The restrictions prohibited the movement of nursery stock out of the zones unless it had been grown in approved pest-resistant structures. While the restrictions were in effect, citrus fruit was allowed to move outside the zones only if it had been treated according to requirements then commercially cleaned and packed. Any other fruit, including residential citrus, was not permitted to be removed from the property on which it was grown, although it was allowed to be processed and/or consumed on the premises. All of these restrictions are now lifted.
The fatal disease huanglongbing (HLB), or citrus greening, carried by ACP, has not been detected in Tulare County. To date, HLB has been found at just one California property in Hacienda Heights, Los Angeles County. HLB is known to be present in Mexico and in parts of the southern United States. Florida first detected the pest in 1998 and the disease in 2005, and the two have now been detected in all 30 citrus-producing counties in that state. The University of Florida estimates the disease has tallied more than 6,600 lost jobs, $1.3 billion in lost revenue to growers and $3.6 billion in lost economic activity. The disease is also present in Texas, Louisiana, Georgia and South Carolina. The states of Hawaii, Arizona, Mississippi and Alabama have detected the pest but not the disease.
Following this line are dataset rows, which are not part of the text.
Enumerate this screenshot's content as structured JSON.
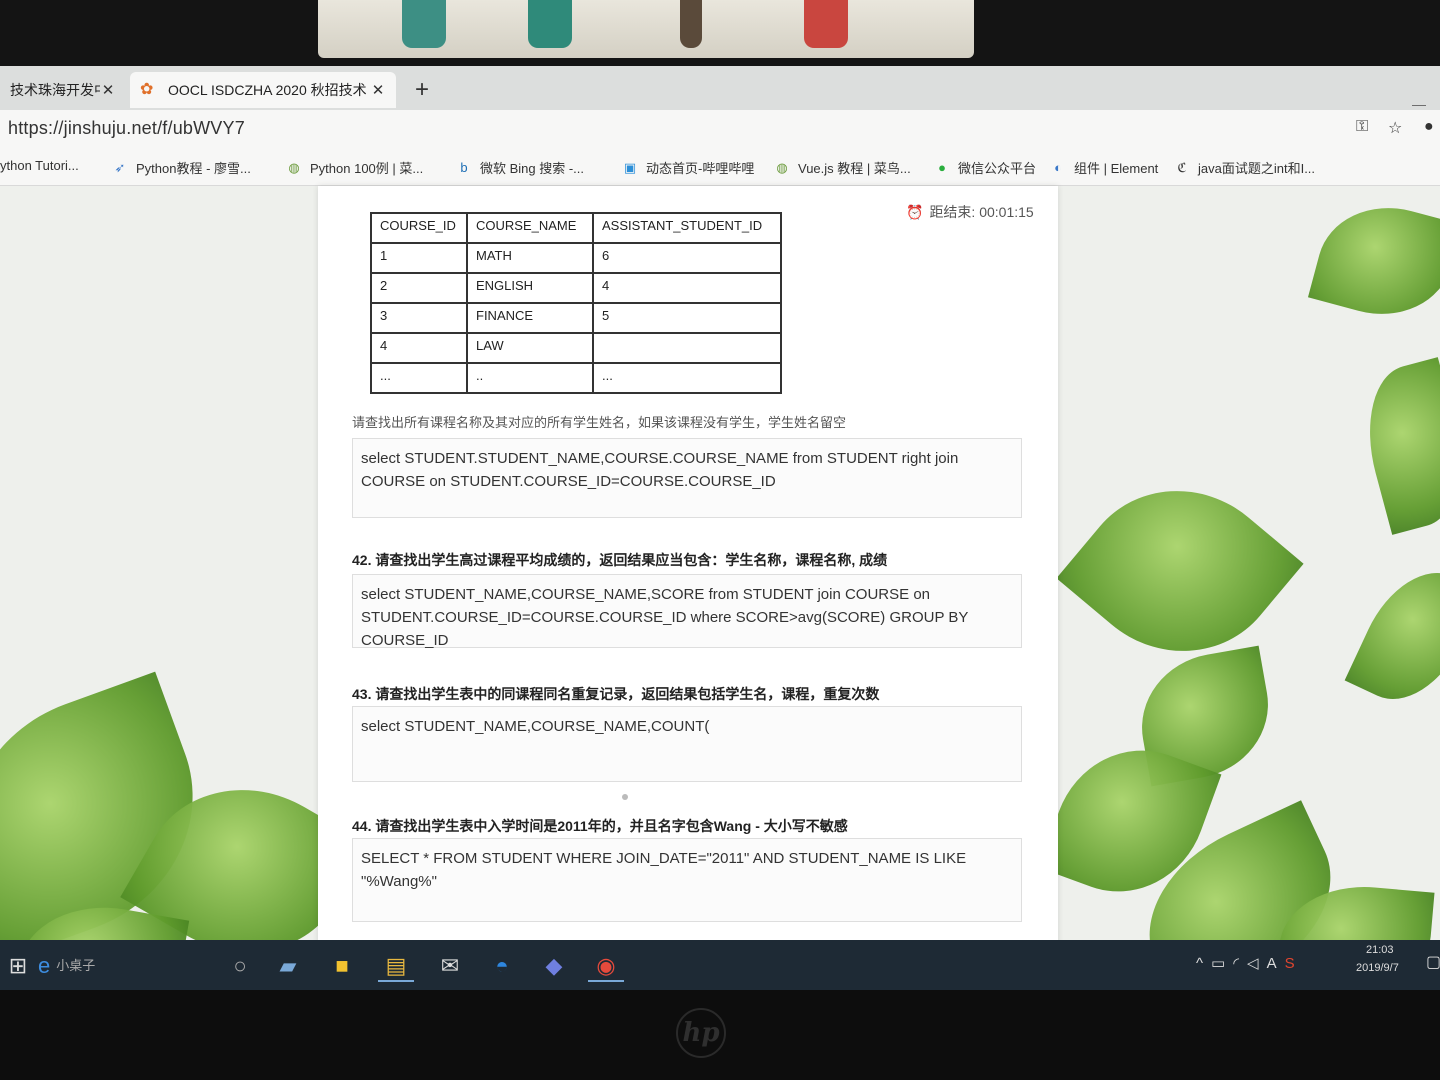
{
  "browser": {
    "tabs": [
      {
        "label": "技术珠海开发中",
        "active": false
      },
      {
        "label": "OOCL ISDCZHA 2020 秋招技术",
        "active": true
      }
    ],
    "new_tab": "+",
    "url": "https://jinshuju.net/f/ubWVY7",
    "bookmarks": [
      "ython Tutori...",
      "Python教程 - 廖雪...",
      "Python 100例 | 菜...",
      "微软 Bing 搜索 -...",
      "动态首页-哔哩哔哩",
      "Vue.js 教程 | 菜鸟...",
      "微信公众平台",
      "组件 | Element",
      "java面试题之int和I..."
    ]
  },
  "form": {
    "timer": "距结束: 00:01:15",
    "table": {
      "headers": [
        "COURSE_ID",
        "COURSE_NAME",
        "ASSISTANT_STUDENT_ID"
      ],
      "rows": [
        [
          "1",
          "MATH",
          "6"
        ],
        [
          "2",
          "ENGLISH",
          "4"
        ],
        [
          "3",
          "FINANCE",
          "5"
        ],
        [
          "4",
          "LAW",
          ""
        ],
        [
          "...",
          "..",
          "..."
        ]
      ]
    },
    "q41_prompt": "请查找出所有课程名称及其对应的所有学生姓名，如果该课程没有学生，学生姓名留空",
    "q41_answer": "select STUDENT.STUDENT_NAME,COURSE.COURSE_NAME from STUDENT right join COURSE on STUDENT.COURSE_ID=COURSE.COURSE_ID",
    "q42_title": "42. 请查找出学生高过课程平均成绩的，返回结果应当包含：学生名称，课程名称, 成绩",
    "q42_answer": "select STUDENT_NAME,COURSE_NAME,SCORE from STUDENT  join COURSE on STUDENT.COURSE_ID=COURSE.COURSE_ID  where SCORE>avg(SCORE) GROUP BY COURSE_ID",
    "q43_title": "43. 请查找出学生表中的同课程同名重复记录，返回结果包括学生名，课程，重复次数",
    "q43_answer": "select STUDENT_NAME,COURSE_NAME,COUNT(",
    "q44_title": "44. 请查找出学生表中入学时间是2011年的，并且名字包含Wang - 大小写不敏感",
    "q44_answer": "SELECT * FROM STUDENT WHERE JOIN_DATE=\"2011\" AND STUDENT_NAME IS LIKE \"%Wang%\""
  },
  "taskbar": {
    "edge_label": "小桌子",
    "time": "21:03",
    "date": "2019/9/7",
    "tray_ime": "A"
  }
}
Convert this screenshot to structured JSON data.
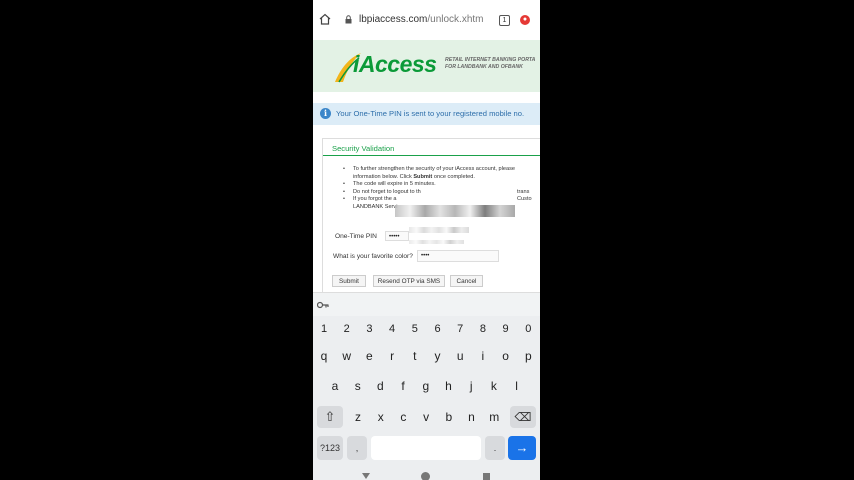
{
  "browser": {
    "url_domain": "lbpiaccess.com",
    "url_path": "/unlock.xhtm",
    "tab_count": "1"
  },
  "header": {
    "logo_text": "iAccess",
    "tagline_line1": "RETAIL INTERNET BANKING PORTA",
    "tagline_line2": "FOR LANDBANK AND OFBANK"
  },
  "info_message": "Your One-Time PIN is sent to your registered mobile no.",
  "security": {
    "title": "Security Validation",
    "bullet1_line1": "To further strengthen the security of your iAccess account, please",
    "bullet1_line2_a": "information below. Click ",
    "bullet1_line2_b": "Submit",
    "bullet1_line2_c": " once completed.",
    "bullet2": "The code will expire in 5 minutes.",
    "bullet3_a": "Do not forget to logout to th",
    "bullet3_b": "trans",
    "bullet4_a": "If you forgot the a",
    "bullet4_b": "Custo",
    "bullet4_line2": "LANDBANK Servi",
    "otp_label": "One-Time PIN",
    "otp_value": "•••••",
    "color_label": "What is your favorite color?",
    "color_value": "••••",
    "submit": "Submit",
    "resend": "Resend OTP via SMS",
    "cancel": "Cancel"
  },
  "keyboard": {
    "numbers": [
      "1",
      "2",
      "3",
      "4",
      "5",
      "6",
      "7",
      "8",
      "9",
      "0"
    ],
    "row1": [
      "q",
      "w",
      "e",
      "r",
      "t",
      "y",
      "u",
      "i",
      "o",
      "p"
    ],
    "row2": [
      "a",
      "s",
      "d",
      "f",
      "g",
      "h",
      "j",
      "k",
      "l"
    ],
    "row3": [
      "z",
      "x",
      "c",
      "v",
      "b",
      "n",
      "m"
    ],
    "symbols_key": "?123",
    "comma_key": ",",
    "period_key": ".",
    "shift_icon": "shift-icon",
    "backspace_icon": "backspace-icon",
    "enter_icon": "enter-arrow-icon",
    "shift_glyph": "⇧",
    "backspace_glyph": "⌫",
    "enter_glyph": "→"
  },
  "colors": {
    "brand_green": "#0b9a38",
    "info_blue": "#2d6eaa",
    "enter_blue": "#1a73e8"
  }
}
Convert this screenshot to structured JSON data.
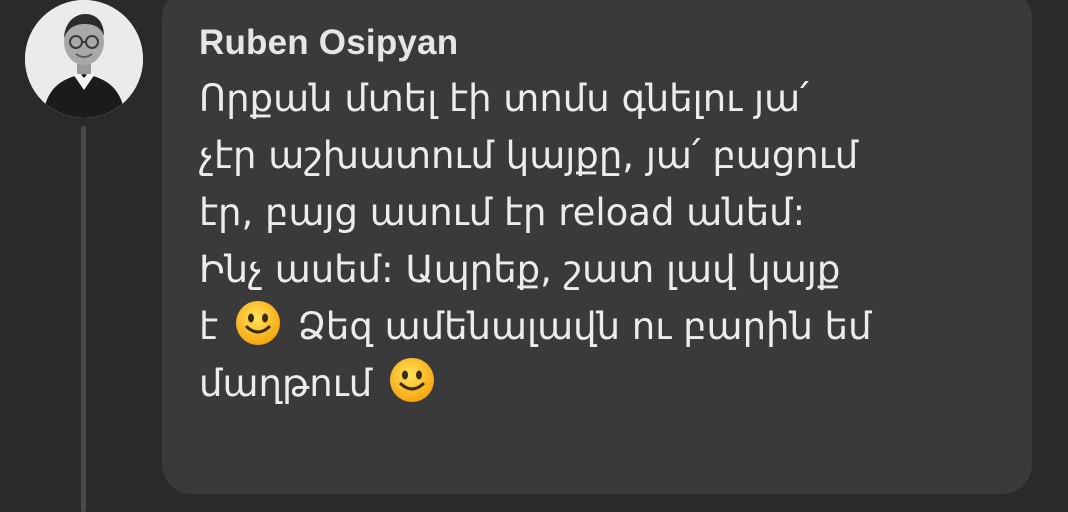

The ACP was first detected in California in 2008 and is known to exist in Ventura, San Diego, Imperial, Orange, Santa Barbara, Los Angeles, San Bernardino and Riverside counties. If Californians believe they have seen evidence of HLB in local citrus trees, they are asked to please call CDFA’s toll-free pest hotline at 1-800-491-1899. For more information on the Asian citrus psyllid and huanglongbing, please visit: http://www.cdfa.ca.gov/plant/acp/
California Department of Food and Agriculture Office of Public Affairs
1220 N St., Ste. 214, Sacramento, CA 95814